During the condo conversion debate, Dellums aides were said to have lobbied councilmembers (Brunner and Kernighan were the swing votes) against the ordinance. I found this dubious, since Desley Brooks, Dellums' only actual ally on the Council, pushed the legislation. Nonetheless, SF's obscurantist blog BeyondChron declared that Dellums was instrumental in the ordinance's defeat. Aside from the very unclear nature of Dellums' involvement, the ordinance was not defeated, and instead referred to the same committee that will study so-called inclusionary zoning (and hopefully reject it as an unfair supertax on transit-using first-time homeowners). As the Council realizes how awful the current regulations are (which Quan and Kernighan didn't seem to get until the discussion had already reached its hysterical peak), a condo conversion ordinance will pass next year. If anything, it's likely to be less tenant-friendly than this year's, because many landlords were very unhappy about the overly generous protections in the bill (the Rental Housing Association refused to support it), which nevertheless failed to attract much tenant support.
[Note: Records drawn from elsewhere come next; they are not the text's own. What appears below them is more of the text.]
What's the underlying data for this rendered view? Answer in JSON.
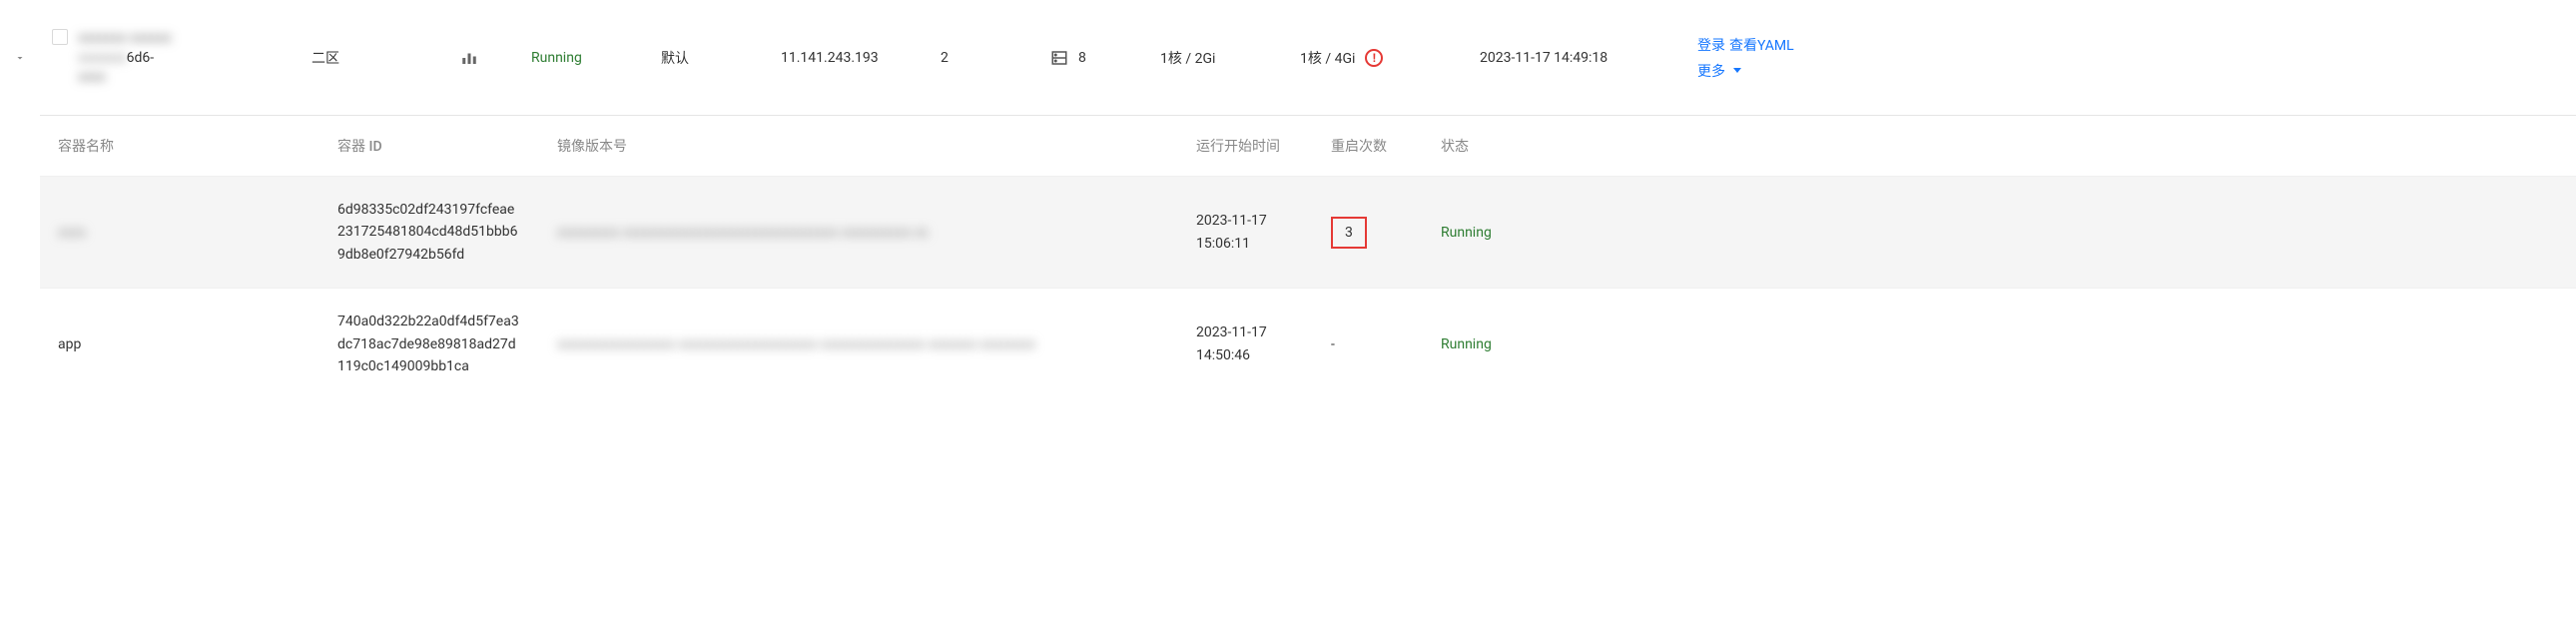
{
  "parent_row": {
    "name_obscured": "xxxxxxx xxxxxx",
    "name_suffix": "6d6-",
    "name_tail_obscured": "xxxx",
    "zone": "二区",
    "status": "Running",
    "schedule": "默认",
    "ip": "11.141.243.193",
    "count": "2",
    "disk_count": "8",
    "spec1": "1核 / 2Gi",
    "spec2": "1核 / 4Gi",
    "created": "2023-11-17 14:49:18"
  },
  "actions": {
    "login": "登录",
    "view_yaml": "查看YAML",
    "more": "更多"
  },
  "table": {
    "headers": {
      "name": "容器名称",
      "id": "容器 ID",
      "image": "镜像版本号",
      "start": "运行开始时间",
      "restart": "重启次数",
      "state": "状态"
    },
    "rows": [
      {
        "name": "xxxx",
        "name_is_blur": true,
        "id": "6d98335c02df243197fcfeae231725481804cd48d51bbb69db8e0f27942b56fd",
        "image_obscured": "xxxxxxxxx xxxxxxxxxxxxxxxxxxxxxxxxxxxxxxx xxxxxxxxxx xx",
        "start_date": "2023-11-17",
        "start_time": "15:06:11",
        "restart": "3",
        "restart_highlight": true,
        "state": "Running",
        "highlight": true
      },
      {
        "name": "app",
        "name_is_blur": false,
        "id": "740a0d322b22a0df4d5f7ea3dc718ac7de98e89818ad27d119c0c149009bb1ca",
        "image_obscured": "xxxxxxxxxxxxxxxxx xxxxxxxxxxxxxxxxxxxx xxxxxxxxxxxxxxx xxxxxxx xxxxxxxx",
        "start_date": "2023-11-17",
        "start_time": "14:50:46",
        "restart": "-",
        "restart_highlight": false,
        "state": "Running",
        "highlight": false
      }
    ]
  }
}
Dellums may or may not have lobbied Kernighan and Brunner, and the outcome was, at best, a temporary victory for the Tenants' Union (who really should support conversion reform, since there are no tenant protections or caps in the 1981 ordinance). But Dellums did intervene in an issue at the Tuesday Council meeting, and the outcome was decisive. According to the East Bay Express and the Trib, Dellums personally lobbied against Jerry Brown's final appointment to the Port Commission (which has been pending since January). Planning Commissioner Mark McClure was confirmed 5 - 1 - 2, with only Desley Brooks voting no. This is a clear instance of the mayor-elect failing to influence the council majority on an issue. Dellums' intervention was inappropriate (since McClure was not, despite what the EBX reported, a "last-second" appointment), and now Ron Dellums has been handed an early Christmas present: his first defeat.

My fellow Jerry Brown fans also received an early holiday present this year. According to Matier & Ross, the Attorney General will establish his office on the top floor of Oakland's State Building, immediately behind City Hall Plaza. Insiders are already excited by the idea of him speaking at Council meetings and taking an active role as a resident. I'm sure Nancy Nadel will appreciate her constituent's concerns.